      • Strengths
      • Easy to follow
      • Logical flow
      • Handles decisions very well
      • Weaknesses
      • More difficult to write
      • Does not handle details well
    • 37. Standard Flowchart Symbols Decision Start/End Record or document Action Direction Arrows Yes No
    • 38. Hybrid Flowchart/Steps Format
    • 39. Which format should I use? Flowchart Yes Yes Flowchart No Yes Hierarchical or Graphic Yes No Simple Steps No No Best SOP format More than 10 steps? Many decisions?
    • 40. Level of Detail: Criteria for Including a Step or Sub step
      • Is the step essential to completing the activity?
      • Are there safe and unsafe says of completing the step?
      • Will variation in how the step is completed affect animal health or well-being?
      • Will variation in how the step is completed affect performance results?
      • Will variation in how the step is completed significantly affect efficiency?
      • Is there another significant reason why the step must be completed in a particular way?
    • 41. Activity
      • Divide up into teams of two.
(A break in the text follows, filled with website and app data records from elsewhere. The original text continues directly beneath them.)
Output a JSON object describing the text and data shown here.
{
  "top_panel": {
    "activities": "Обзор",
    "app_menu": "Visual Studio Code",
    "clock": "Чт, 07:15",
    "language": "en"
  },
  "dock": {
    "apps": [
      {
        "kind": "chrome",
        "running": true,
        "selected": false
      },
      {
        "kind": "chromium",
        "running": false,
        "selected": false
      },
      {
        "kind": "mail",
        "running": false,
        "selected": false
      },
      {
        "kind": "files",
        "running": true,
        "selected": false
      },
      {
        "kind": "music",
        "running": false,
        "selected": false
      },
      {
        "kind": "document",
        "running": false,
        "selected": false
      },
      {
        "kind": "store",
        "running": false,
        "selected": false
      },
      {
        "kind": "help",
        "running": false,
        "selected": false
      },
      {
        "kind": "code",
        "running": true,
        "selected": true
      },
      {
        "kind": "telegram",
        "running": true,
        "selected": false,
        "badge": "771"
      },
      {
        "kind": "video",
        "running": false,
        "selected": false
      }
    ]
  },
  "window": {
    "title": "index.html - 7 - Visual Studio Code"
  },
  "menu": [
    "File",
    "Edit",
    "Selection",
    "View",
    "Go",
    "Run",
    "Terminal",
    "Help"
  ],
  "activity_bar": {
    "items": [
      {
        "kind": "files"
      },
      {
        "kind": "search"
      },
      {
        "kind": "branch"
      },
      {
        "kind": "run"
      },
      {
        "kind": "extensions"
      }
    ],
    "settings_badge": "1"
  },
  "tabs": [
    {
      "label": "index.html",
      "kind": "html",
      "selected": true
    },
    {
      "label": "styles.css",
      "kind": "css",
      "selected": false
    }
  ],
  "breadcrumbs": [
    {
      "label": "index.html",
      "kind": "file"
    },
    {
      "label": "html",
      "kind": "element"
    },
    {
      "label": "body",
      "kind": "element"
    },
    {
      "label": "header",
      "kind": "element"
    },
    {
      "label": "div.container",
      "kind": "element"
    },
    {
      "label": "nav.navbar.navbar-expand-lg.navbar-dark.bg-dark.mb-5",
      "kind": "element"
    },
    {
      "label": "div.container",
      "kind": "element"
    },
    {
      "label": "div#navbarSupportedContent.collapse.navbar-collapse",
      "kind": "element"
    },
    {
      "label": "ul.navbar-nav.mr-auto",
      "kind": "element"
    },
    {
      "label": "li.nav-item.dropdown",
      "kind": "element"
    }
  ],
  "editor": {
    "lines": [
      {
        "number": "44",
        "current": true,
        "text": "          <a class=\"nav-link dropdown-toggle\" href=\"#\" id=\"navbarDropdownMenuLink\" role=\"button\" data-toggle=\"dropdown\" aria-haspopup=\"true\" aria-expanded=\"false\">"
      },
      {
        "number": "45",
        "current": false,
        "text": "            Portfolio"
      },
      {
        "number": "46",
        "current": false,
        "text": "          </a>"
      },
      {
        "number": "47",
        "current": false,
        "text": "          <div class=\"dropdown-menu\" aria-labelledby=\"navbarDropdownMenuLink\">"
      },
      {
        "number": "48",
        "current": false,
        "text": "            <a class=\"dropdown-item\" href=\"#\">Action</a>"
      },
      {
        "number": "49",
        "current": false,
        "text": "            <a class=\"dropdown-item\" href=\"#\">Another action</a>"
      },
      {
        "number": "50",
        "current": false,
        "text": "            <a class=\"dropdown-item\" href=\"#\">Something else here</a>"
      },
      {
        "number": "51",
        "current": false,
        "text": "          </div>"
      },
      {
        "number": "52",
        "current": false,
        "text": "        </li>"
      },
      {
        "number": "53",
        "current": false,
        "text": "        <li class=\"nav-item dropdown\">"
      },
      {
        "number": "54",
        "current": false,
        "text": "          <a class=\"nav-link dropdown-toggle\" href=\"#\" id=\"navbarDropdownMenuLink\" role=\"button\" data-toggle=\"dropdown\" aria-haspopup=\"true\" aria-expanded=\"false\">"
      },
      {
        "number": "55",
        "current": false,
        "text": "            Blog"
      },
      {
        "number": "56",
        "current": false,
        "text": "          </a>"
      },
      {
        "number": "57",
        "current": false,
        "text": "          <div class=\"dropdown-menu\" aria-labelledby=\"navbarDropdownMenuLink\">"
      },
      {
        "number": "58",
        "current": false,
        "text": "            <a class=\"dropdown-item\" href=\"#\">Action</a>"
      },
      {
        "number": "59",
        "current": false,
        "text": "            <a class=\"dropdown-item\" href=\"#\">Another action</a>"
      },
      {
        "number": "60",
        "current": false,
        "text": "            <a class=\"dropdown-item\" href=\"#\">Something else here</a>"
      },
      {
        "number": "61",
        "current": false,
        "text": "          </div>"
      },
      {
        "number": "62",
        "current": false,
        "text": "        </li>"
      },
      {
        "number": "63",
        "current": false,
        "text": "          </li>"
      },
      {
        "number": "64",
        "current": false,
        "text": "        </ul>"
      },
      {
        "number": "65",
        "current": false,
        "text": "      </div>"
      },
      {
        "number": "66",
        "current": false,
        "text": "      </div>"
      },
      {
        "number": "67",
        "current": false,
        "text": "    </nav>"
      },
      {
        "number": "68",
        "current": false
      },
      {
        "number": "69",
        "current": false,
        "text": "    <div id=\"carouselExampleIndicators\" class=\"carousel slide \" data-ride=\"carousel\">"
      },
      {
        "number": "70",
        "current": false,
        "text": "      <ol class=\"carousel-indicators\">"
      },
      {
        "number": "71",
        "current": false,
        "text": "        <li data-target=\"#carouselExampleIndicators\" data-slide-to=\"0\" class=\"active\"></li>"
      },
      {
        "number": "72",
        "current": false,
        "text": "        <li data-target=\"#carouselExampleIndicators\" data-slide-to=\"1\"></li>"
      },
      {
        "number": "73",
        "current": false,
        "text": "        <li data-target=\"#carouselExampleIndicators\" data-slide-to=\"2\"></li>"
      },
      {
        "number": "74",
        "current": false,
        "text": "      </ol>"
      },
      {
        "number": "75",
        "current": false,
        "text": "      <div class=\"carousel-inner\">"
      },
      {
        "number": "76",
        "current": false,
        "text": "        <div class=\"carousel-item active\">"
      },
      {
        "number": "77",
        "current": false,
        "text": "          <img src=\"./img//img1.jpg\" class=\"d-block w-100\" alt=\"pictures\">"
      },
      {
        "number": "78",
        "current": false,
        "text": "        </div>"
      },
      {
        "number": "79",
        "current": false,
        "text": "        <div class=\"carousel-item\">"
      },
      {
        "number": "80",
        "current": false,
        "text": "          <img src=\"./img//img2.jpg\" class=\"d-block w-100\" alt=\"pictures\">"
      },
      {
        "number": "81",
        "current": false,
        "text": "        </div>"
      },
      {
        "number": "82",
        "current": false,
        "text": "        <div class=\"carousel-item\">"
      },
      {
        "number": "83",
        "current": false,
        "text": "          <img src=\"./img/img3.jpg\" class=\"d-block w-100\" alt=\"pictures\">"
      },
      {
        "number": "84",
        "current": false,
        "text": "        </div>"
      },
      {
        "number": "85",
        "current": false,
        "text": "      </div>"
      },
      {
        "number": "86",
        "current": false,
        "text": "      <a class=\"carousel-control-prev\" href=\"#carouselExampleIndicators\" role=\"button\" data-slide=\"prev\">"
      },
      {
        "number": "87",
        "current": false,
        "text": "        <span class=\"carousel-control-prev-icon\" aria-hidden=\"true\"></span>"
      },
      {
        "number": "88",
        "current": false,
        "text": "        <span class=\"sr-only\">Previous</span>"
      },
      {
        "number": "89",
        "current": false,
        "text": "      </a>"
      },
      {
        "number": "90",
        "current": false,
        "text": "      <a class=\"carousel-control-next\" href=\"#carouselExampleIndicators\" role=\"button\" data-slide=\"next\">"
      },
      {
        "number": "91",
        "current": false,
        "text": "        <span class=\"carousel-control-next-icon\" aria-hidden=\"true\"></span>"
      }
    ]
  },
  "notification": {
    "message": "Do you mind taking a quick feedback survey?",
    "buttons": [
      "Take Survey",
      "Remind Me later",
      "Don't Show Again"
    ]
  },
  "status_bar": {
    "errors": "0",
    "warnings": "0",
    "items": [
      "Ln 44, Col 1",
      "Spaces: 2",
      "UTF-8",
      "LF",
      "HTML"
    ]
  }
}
      • Select a procedure and draft a simple steps or hierarchical steps SOP.
      • Select a procedure and draft an SOP in flowchart format.
    • 42. Part 3 SOP Implementation and Improvement
    • 43. Overcoming Resistance
      • Attitude: “We’ve done it just find the old way up to now!”
      • Problem: Fear of change
      • Solution: Explain need for change and listen to concerns. Overcome with communication.
    • 44. Overcoming Resistance
      • Attitude: “This is n o benefit to me, just extra work !”
      • Problem: WII-FM (What’s In It For Me)
      • Solution: Share mission and values of the business. Explain how improvement benefits everyone.
    • 45. Overcoming Resistance
      • Attitude: “ The boss wants to micro-manage everything we do.”
      • Problem: Lack of empowerment.
      • Solution: Encourage people to take an active role in shaping change and improving quality.
    • 46. Seven Steps to Successful SOPs
      • Plan for results
        • Design SOPs with definite results in mind.
        • Improves communication and cooperation with stakeholders
        • Leads to appropriate monitors
      • Write a first draft
        • Gives a basis for discussion
        • Reduces excessive speculation about how to begin
      • Internal review
        • Access ideas
        • Build commitment and buy-in
    • 47. Seven Steps to Successful SOPs
      • External Review
        • Access ideas and expertise
        • Build commitment and buy-in
      • Testing
        • Let someone unfamiliar with the job try to follow the procedure
      • Post
        • In workplace and employee information
    • 48. Seven Steps to Successful SOPs
      • Train
        • Define the learning objective
        • Explain and demonstrate both why and how each step is done
        • Give opportunity for learner to practice
        • Observe and make key corrections
        • Provide appropriate feedback
        • Be patient, follow up as needed with coaching
    • 49. The Simple S-T-P Problem Solving Model
      • S = Situation (problem)
          • Clearly define the problem
          • Seek to clarify all points of view
      • T = Target (ideal)
          • Clearly define the target
          • Clarify all aspects of the ideal situation
      • P = Plan
          • Don’t rush to plan until S and T are thoroughly defined and understood by all parties.
      • Each part must be developed in order.
    • 50. Procedural Drift
      • Caused by a lack of buy-in or lack of feedback
      • Critical to get buy-in from staff and encourage everyone to take “ownership” of procedures
      • Critical to set up a monitoring system and keep it going
      • Important to assign responsibility for collecting information and providing feedback
    • 51. In Conclusion
      • Plan SOPs for specific results
      • Use an inclusive process, everyone really needs to buy in to them
      • Monitor performance and provide feedback to everyone
      • Create a “culture of continuous improvement”